During the meeting at City Hall, governing body members unanimously approved changing the land-use zoning of 9.3 acres northwest of the intersection to retail from mixed-use residential. The State Land Office owns the parcel and much of the land around it, and last year, took public input on whether to sell it for retail development. Mayor Gregg Hull voted in the absence of City Councilor Jeremy Lenentine.
Jim Strozier of Consensus Planning, agent for the State Land Office, said the zoning change, accompanied by an amendment to the area’s master plan, was part of the refinement of a 23.5-acre parcel for the shopping center. He didn’t say what stores might be there, and developers often don’t know which businesses will come until much later in the process.
“This is something that’s well-needed, and I’m really excited to see what’s going to transpire over there at that corner,” said City Councilor Bob Tyler.
“I think we’re all going to be really, really happy when we see this get underway,” he said.
In another matter, governing body members unanimously approved a site plan for an RV storage lot at the corner of NM 528 and Rockaway Boulevard.
Stephen Litsas, agent for property owner Macritchie Storage Ventures, said the facility would be paved and have about 405 covered RV parking places, as well as washing and dump stations. The main entrance is expected to be off Rockaway, west of the existing commercial center.
Two residents of the adjoining neighborhood, Suzanne Santillanes and Suzanne Walters, protested that they wanted a business for their children in the space, washing RVs would use too much water and they were concerned about pollution from washing the vehicles and from owners dumping wastewater from them.
Litsas said RV washing would use less water than a retail establishment, the property had been vacant for decades with no other proposed use and the wash water and sewage from RVs would go into the city sewer system. He expects four vehicles per day to come and go from the facility.
City Councilor Paul Wymer said RV storage had since at least 1989 been a permissive use of the land, which was zoned for manufacturing and commercial use.
“My opinion is that this is a pretty low-intensity use,” he said.
Businesses the zoning allows include adult-only bookstores or theaters, concrete-batching plants and sheet-metal sales.

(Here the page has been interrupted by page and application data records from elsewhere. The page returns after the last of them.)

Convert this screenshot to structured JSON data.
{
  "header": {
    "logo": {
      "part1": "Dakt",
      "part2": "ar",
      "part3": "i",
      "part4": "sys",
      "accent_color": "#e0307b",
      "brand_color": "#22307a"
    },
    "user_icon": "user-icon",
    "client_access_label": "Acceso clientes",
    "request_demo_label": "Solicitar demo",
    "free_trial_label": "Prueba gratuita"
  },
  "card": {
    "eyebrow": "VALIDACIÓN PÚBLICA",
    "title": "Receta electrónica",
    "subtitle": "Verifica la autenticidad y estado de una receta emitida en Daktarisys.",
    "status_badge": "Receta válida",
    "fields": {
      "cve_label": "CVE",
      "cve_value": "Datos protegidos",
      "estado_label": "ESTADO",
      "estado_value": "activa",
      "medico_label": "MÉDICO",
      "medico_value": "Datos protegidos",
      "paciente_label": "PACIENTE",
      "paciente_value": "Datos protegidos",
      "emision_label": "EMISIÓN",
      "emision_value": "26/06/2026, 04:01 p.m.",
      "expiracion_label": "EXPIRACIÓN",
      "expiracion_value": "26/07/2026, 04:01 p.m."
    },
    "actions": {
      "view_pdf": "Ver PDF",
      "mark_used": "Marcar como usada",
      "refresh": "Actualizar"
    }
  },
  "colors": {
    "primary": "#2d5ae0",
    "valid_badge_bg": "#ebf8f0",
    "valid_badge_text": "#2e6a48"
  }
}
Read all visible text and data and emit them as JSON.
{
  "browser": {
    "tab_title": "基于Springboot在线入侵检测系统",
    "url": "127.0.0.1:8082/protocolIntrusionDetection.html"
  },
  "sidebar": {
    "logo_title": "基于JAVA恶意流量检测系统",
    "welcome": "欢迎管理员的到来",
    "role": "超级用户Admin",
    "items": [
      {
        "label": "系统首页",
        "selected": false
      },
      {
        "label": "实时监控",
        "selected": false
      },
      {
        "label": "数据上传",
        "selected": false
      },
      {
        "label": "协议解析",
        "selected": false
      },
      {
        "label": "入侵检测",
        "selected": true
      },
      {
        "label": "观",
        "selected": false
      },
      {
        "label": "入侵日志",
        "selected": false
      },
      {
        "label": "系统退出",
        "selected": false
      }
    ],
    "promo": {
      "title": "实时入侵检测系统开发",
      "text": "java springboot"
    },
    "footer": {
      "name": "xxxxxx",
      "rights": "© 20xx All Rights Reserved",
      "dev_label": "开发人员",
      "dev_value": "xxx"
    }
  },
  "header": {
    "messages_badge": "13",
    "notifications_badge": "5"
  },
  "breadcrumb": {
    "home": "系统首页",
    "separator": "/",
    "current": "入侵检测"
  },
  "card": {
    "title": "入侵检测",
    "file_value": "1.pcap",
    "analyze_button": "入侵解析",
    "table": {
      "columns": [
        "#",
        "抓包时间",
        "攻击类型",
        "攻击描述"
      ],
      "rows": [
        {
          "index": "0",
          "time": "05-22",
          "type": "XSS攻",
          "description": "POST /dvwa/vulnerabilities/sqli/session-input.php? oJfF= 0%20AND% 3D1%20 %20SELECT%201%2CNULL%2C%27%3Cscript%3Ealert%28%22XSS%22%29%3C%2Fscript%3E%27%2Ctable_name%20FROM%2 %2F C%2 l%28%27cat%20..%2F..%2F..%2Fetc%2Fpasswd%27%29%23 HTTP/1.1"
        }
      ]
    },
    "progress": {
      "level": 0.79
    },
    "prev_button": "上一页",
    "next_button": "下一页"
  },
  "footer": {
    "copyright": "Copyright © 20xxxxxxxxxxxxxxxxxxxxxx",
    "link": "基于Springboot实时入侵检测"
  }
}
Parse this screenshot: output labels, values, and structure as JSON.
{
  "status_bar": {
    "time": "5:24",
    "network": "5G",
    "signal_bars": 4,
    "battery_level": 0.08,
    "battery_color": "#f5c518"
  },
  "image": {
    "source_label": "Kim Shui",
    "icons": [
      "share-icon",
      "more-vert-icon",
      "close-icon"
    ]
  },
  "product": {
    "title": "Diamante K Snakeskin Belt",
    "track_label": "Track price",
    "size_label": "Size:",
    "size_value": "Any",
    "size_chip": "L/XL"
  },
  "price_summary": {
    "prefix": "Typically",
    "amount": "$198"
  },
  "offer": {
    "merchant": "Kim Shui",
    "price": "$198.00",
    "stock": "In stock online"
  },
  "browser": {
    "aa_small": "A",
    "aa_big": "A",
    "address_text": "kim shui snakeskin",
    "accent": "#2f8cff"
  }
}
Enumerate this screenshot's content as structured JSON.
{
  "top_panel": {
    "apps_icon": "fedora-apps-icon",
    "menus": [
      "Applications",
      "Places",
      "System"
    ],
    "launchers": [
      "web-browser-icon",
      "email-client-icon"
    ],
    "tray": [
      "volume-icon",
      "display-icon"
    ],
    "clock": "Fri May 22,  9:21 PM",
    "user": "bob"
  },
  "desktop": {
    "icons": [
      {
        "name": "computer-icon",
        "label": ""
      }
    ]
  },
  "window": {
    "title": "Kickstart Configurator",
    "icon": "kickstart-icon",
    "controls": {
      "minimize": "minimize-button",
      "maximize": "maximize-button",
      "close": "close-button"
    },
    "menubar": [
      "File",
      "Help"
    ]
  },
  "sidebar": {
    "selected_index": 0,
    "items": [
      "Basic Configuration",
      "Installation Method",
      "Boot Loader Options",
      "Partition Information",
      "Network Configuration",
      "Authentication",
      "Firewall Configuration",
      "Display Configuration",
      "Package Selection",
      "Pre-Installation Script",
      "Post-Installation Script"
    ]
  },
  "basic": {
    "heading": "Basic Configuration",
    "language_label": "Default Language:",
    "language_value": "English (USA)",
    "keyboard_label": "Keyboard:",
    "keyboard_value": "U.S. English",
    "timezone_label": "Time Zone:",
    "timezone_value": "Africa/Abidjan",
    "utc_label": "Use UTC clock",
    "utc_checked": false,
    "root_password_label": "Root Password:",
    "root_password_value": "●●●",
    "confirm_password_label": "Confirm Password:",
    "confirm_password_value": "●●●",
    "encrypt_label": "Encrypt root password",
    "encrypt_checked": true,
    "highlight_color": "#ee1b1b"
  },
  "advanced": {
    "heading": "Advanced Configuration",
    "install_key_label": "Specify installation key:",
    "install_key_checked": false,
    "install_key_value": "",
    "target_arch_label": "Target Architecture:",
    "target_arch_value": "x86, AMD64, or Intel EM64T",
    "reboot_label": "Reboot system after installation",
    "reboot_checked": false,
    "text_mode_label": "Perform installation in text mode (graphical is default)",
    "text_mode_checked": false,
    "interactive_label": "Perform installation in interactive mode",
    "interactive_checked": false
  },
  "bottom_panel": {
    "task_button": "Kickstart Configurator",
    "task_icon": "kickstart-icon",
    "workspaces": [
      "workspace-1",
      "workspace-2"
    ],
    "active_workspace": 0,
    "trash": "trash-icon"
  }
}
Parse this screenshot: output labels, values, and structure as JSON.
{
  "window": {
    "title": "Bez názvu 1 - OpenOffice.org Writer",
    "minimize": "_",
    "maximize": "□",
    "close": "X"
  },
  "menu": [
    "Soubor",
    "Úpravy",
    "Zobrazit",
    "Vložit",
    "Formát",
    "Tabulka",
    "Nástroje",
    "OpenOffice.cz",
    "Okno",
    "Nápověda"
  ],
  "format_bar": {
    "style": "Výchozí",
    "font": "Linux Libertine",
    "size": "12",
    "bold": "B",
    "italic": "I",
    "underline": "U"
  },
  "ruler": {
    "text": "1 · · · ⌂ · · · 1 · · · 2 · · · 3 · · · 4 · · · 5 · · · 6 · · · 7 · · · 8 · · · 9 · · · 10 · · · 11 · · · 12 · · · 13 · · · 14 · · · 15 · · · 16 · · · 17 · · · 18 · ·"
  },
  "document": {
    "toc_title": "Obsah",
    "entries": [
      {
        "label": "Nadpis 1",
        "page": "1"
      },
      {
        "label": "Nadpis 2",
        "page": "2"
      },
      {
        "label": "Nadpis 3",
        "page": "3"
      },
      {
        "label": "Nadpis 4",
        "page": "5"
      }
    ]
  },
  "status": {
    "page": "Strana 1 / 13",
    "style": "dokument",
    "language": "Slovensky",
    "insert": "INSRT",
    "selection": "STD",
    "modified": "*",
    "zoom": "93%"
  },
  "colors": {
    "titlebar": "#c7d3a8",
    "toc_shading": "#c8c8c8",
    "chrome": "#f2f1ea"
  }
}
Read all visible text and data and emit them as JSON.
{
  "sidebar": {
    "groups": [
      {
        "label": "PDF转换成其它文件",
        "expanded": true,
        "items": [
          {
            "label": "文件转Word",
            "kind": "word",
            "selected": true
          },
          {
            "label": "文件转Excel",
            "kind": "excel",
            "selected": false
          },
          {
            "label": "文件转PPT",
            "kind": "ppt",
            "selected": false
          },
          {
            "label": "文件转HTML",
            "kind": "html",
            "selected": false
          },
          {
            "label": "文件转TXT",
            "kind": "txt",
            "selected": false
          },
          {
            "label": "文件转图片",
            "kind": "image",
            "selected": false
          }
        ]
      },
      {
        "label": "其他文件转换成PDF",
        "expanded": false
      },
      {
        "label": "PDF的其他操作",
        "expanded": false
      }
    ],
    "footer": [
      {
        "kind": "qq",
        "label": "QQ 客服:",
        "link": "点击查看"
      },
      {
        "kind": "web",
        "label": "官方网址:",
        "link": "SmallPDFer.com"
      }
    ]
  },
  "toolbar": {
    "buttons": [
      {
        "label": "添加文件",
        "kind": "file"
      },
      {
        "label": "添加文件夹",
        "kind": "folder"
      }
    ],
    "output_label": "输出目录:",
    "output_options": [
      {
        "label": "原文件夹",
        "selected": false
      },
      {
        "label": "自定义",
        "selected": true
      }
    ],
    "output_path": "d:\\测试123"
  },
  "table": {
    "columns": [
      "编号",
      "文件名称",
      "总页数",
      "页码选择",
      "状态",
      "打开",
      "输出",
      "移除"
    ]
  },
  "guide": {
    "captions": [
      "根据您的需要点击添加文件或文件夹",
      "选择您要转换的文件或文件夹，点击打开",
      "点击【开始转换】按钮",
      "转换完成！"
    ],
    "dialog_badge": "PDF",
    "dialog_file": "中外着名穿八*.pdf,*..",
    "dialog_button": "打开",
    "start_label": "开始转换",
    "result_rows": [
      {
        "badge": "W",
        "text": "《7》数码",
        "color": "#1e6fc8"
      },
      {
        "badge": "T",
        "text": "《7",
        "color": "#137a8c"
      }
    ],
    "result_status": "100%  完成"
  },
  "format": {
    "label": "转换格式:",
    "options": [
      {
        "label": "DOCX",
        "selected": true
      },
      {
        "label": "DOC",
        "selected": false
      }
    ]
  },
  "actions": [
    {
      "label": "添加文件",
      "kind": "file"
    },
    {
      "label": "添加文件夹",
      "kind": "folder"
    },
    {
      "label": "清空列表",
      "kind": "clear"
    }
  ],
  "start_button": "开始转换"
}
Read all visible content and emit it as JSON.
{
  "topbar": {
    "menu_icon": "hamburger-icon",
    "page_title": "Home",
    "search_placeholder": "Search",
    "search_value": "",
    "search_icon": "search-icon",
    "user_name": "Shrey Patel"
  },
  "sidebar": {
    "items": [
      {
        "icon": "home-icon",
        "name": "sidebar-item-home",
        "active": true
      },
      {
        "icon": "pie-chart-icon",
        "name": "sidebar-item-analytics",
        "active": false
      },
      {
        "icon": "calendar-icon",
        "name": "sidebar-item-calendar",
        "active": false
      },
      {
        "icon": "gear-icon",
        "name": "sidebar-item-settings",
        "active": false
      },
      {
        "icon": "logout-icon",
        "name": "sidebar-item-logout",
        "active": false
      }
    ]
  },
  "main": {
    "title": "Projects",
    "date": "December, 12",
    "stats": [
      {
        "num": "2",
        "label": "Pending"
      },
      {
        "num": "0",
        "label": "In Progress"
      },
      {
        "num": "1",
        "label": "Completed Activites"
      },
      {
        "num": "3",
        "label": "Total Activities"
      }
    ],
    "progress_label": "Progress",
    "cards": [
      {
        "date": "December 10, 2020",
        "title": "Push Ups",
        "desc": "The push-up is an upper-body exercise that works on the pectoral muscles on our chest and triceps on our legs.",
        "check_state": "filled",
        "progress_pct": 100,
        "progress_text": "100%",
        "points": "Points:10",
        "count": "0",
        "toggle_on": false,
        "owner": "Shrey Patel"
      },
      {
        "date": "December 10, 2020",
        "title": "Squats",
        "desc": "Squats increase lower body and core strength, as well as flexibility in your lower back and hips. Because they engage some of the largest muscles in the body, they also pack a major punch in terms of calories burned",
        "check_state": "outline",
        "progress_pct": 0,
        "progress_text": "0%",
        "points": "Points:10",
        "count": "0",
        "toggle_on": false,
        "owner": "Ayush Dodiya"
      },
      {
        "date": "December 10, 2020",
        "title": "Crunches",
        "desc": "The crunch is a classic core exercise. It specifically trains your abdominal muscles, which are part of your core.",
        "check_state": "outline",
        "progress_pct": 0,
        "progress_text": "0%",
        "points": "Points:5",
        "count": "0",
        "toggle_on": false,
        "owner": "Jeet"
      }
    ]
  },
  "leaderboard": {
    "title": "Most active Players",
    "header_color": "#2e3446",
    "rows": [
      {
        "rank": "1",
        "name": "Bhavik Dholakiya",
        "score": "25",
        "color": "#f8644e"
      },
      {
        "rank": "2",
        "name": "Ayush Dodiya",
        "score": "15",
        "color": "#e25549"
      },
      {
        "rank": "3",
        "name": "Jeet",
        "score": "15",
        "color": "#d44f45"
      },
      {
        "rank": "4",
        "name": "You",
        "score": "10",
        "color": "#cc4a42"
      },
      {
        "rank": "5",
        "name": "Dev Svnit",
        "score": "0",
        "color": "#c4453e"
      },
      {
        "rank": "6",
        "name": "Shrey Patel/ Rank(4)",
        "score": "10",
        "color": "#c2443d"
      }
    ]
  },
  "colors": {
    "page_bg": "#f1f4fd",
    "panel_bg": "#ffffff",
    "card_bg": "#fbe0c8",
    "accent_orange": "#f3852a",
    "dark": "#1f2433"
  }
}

“While you might want something else (here), you could get something else that’s a whole lot worse,” Wymer said.
Hull said the governing body needed an overwhelming reason to deny the site plan or the move would be taking property rights.
In other business, the governing body approved a site plan for Brew Lab 101 to make its back-patio seating area permanent and OK’d the consent agenda, which included a budget adjustment for replacing the Esther Bone Memorial Library roof.